The Fresh Grocer, located at 40th and Walnut streets, will close its doors in March.
Penn — the store's landlord — and the Fresh Grocer have agreed to end the supermarket’s tenancy at 40th and Walnut streets on March 31 after nearly 20 years of operations, Penn's Facilities and Real Estate Services Director of Communications Jennifer Rizzi wrote in an email to The Daily Pennsylvanian.
Carly Spross, director of marketing for the Fresh Grocer's parent company Metro City Management, said, however, the tenancy will end in early March.
Rizzi wrote that the University hopes to open a new supermarket later this year.
"The University acknowledges and respects Fresh Grocer's willingness to open a supermarket in University City in 2001 at a time many other operators were unwilling to take that risk," Rizzi wrote in an email to the DP. "The Fresh Grocer similarly acknowledges and appreciates the University's willingness to offer it the opportunity to operate an urban supermarket at the 40th and Walnut location."
Penn terminated the Fresh Grocer's lease in April 2016, claiming that they failed to renew its lease "in a timely fashion," according to a Facilities and Real Estate Services statement from December 2016. The Fresh Grocer then filed a lawsuit against the University in December 2016, and the case has been making its way through the Philadelphia Court of Common Pleas since then.
The University and Acme Markets officially announced in April 2017 that an Acme supermarket will replace the Fresh Grocer.
Spross declined to comment on whether an Acme location will replace the Fresh Grocer.
Spross added that there will be no loss of jobs for Fresh Grocer employees. The Fresh Grocer is assisting each of its Walnut Street Fresh Grocer associates with placement at other stores in the company, Spross said.
College junior Danny Cooper, an Under The Button staff writer who worked as a cashier at an Acme in New Jersey during high school summers, said his experience working for Acme was much like working at any other grocery store. Cooper said the time between the Fresh Grocer's closing and when a new store will open will be "very inconvenient" to students who rely on the Fresh Grocer to buy groceries.
"I’m also worried that there will be a period of time during the school year where there’s no supermarket there," College sophomore Eden Vance said.
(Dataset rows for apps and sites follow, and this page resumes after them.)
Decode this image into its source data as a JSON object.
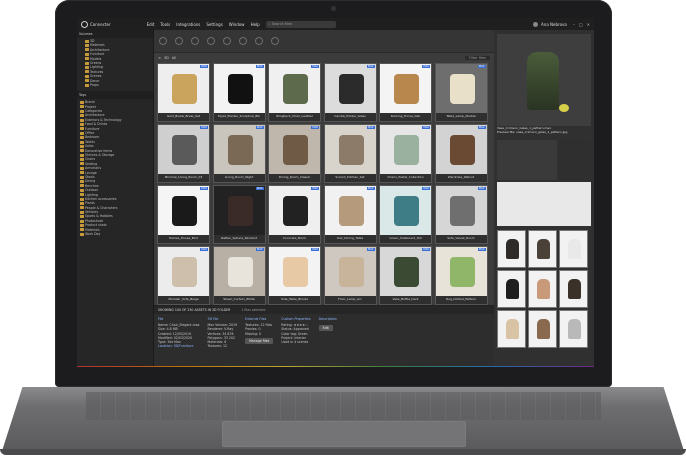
{
  "app": {
    "name": "Connecter",
    "menu": [
      "Edit",
      "Tools",
      "Integrations",
      "Settings",
      "Window",
      "Help"
    ],
    "search_placeholder": "Search files",
    "user": "Ana Nebrova",
    "window_controls": [
      "–",
      "□",
      "✕"
    ]
  },
  "left_panel": {
    "header": "Volumes",
    "tree_top": [
      "3D",
      "Materials",
      "Architecture",
      "Furniture",
      "Models",
      "Greens",
      "Lighting",
      "Textures",
      "Scenes",
      "Decor",
      "Props"
    ],
    "tags_header": "Tags",
    "tree_bottom": [
      "Brand",
      "Project",
      "Categories",
      "Architecture",
      "Exteriors & Technology",
      "Food & Drinks",
      "Furniture",
      "Office",
      "Bedroom",
      "Tables",
      "Sofas",
      "Decorative items",
      "Shelves & Storage",
      "Chairs",
      "Seating",
      "Armchairs",
      "Lounge",
      "Stools",
      "Dining",
      "Benches",
      "Outdoor",
      "Lighting",
      "Kitchen accessories",
      "Plants",
      "People & Characters",
      "Vehicles",
      "Sports & Hobbies",
      "Photoshoot",
      "Product shots",
      "Materials",
      "Work Day"
    ]
  },
  "toolbar": {
    "breadcrumb": [
      "<",
      "3D",
      "All"
    ],
    "filter_placeholder": "Filter files"
  },
  "grid": {
    "items": [
      {
        "caption": "Gold_Bowls_Brass_Set",
        "badge": "MAX",
        "color": "#caa45c",
        "bg": "#eeeeee"
      },
      {
        "caption": "Egret_Planter_Sculpture_Blk",
        "badge": "MAX",
        "color": "#111111",
        "bg": "#f3f3f3"
      },
      {
        "caption": "Wingback_Chair_Leather",
        "badge": "MAX",
        "color": "#5d6b4c",
        "bg": "#f0f0f0"
      },
      {
        "caption": "Candle_Holder_Glass",
        "badge": "MAX",
        "color": "#2b2b2b",
        "bg": "#dcdcdc"
      },
      {
        "caption": "Rocking_Horse_Oak",
        "badge": "MAX",
        "color": "#b8874e",
        "bg": "#f4f4f4"
      },
      {
        "caption": "Table_Lamp_Marble",
        "badge": "MAX",
        "color": "#e8e0c8",
        "bg": "#6e6e6e"
      },
      {
        "caption": "Minimal_Living_Room_03",
        "badge": "MAX",
        "color": "#5a5a5a",
        "bg": "#cfcfcf"
      },
      {
        "caption": "Living_Room_Night",
        "badge": "MAX",
        "color": "#7a6a55",
        "bg": "#c9c4bc"
      },
      {
        "caption": "Dining_Room_Classic",
        "badge": "MAX",
        "color": "#6f5a46",
        "bg": "#bfb7ac"
      },
      {
        "caption": "Scandi_Kitchen_Set",
        "badge": "MAX",
        "color": "#8b7b68",
        "bg": "#d8d4cc"
      },
      {
        "caption": "Chairs_Pastel_Collection",
        "badge": "MAX",
        "color": "#9ab1a0",
        "bg": "#e6e6e6"
      },
      {
        "caption": "Wardrobe_Walnut",
        "badge": "MAX",
        "color": "#6b4a33",
        "bg": "#d3d3d3"
      },
      {
        "caption": "Eames_House_Bird",
        "badge": "MAX",
        "color": "#1a1a1a",
        "bg": "#f5f5f5"
      },
      {
        "caption": "Rattan_Sphere_Pendant",
        "badge": "MAX",
        "color": "#3a2b28",
        "bg": "#222222"
      },
      {
        "caption": "Concrete_Block",
        "badge": "MAX",
        "color": "#222222",
        "bg": "#efefef"
      },
      {
        "caption": "Oak_Dining_Table",
        "badge": "MAX",
        "color": "#b69a7c",
        "bg": "#f1f1f1"
      },
      {
        "caption": "Green_Sideboard_Tall",
        "badge": "MAX",
        "color": "#3f7d86",
        "bg": "#dbe8e8"
      },
      {
        "caption": "Sofa_Velvet_Room",
        "badge": "MAX",
        "color": "#6f6f6f",
        "bg": "#d6d6d6"
      },
      {
        "caption": "Modular_Sofa_Beige",
        "badge": "MAX",
        "color": "#cdbfac",
        "bg": "#ececec"
      },
      {
        "caption": "Sheer_Curtain_White",
        "badge": "MAX",
        "color": "#e9e4db",
        "bg": "#b8b0a5"
      },
      {
        "caption": "Side_Table_Blocks",
        "badge": "MAX",
        "color": "#e7c9a6",
        "bg": "#f3f3f3"
      },
      {
        "caption": "Floor_Lamp_Arc",
        "badge": "MAX",
        "color": "#c7b49a",
        "bg": "#cfc8c0"
      },
      {
        "caption": "Vase_Bottle_Dark",
        "badge": "MAX",
        "color": "#3b4a33",
        "bg": "#d8d8d8"
      },
      {
        "caption": "Rug_Dotted_Pattern",
        "badge": "MAX",
        "color": "#90b66a",
        "bg": "#e7e3d8"
      }
    ]
  },
  "info": {
    "header": "SHOWING 100 OF 230 ASSETS IN 3D FOLDER",
    "subheader": "1 files selected",
    "file": {
      "title": "File",
      "lines": [
        "Name: Chair_Elegant.max",
        "Size: 4.8 MB",
        "Created: 12/05/2019",
        "Modified: 02/03/2020",
        "Type: 3ds Max",
        "Location: 3D/Furniture"
      ]
    },
    "max": {
      "title": "3D File",
      "lines": [
        "Max Version: 2019",
        "Renderer: V-Ray",
        "Vertices: 34 876",
        "Polygons: 33 202",
        "Materials: 6",
        "Textures: 12"
      ]
    },
    "external": {
      "title": "External Files",
      "lines": [
        "Textures: 12 files",
        "Proxies: 0",
        "Missing: 0"
      ],
      "button": "Manage files"
    },
    "custom": {
      "title": "Custom Properties",
      "lines": [
        "Rating: ★★★★☆",
        "Status: Approved",
        "Color tag: Green",
        "Project: Interior",
        "Used in 4 scenes"
      ]
    },
    "desc": {
      "title": "Description",
      "button": "Edit"
    }
  },
  "right_panel": {
    "preview_caption": [
      "Vase_Crimson_Glass_1_pattern.max",
      "Preview file: vase_crimson_glass_1_pattern.jpg"
    ],
    "thumb_colors": [
      "#2d2a27",
      "#4a4238",
      "#e9e9e9",
      "#1e1e1e",
      "#c89a7a",
      "#3a3128",
      "#d8c3a5",
      "#8a6a4e",
      "#b9b9b9"
    ]
  }
}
Cooper added he thinks an Acme store will be more expensive than the Fresh Grocer.
Vance, who shops at the Fresh Grocer a few times a month, said he thinks replacing the supermarket with another one is a good idea because he does not trust the health and sanitation practices at the store.
The Fresh Grocer closed temporarily in August 2019 after inspection officials found three instances of "foodborne illness risk factors" and six instances of a "lack of good retail practices," according to a report from the Philadelphia Inquirer's Clean Plates project. The Clean Plates report also noted "visible physical evidence of rodent/insect activity," including a "heavy accumulation of mice feces" in the food preparation area and mice droppings in the storage area for food packaging materials.
Vance said he does not find the Fresh Grocer appealing to shop in, but he likes that the store is open 24/7 and hopes the new market will be as well.
With the closure forthcoming, Spross said several other Fresh Grocer locations will continue operation, including the 56th and Chestnut, Grays Ferry, Upper Darby, Progress Plaza, and LaSalle locations.
Spross said the Fresh Grocer will continue offering e-commerce for students through their website and Instacart, where customers can have their groceries delivered to their home, as well as a complimentary transportation service through a partnership with Lyft that provides free rides home to customers who shop at other store locations.
"We will continue to provide these services throughout the 40th & Walnut Street trading area without stoppage," Spross said.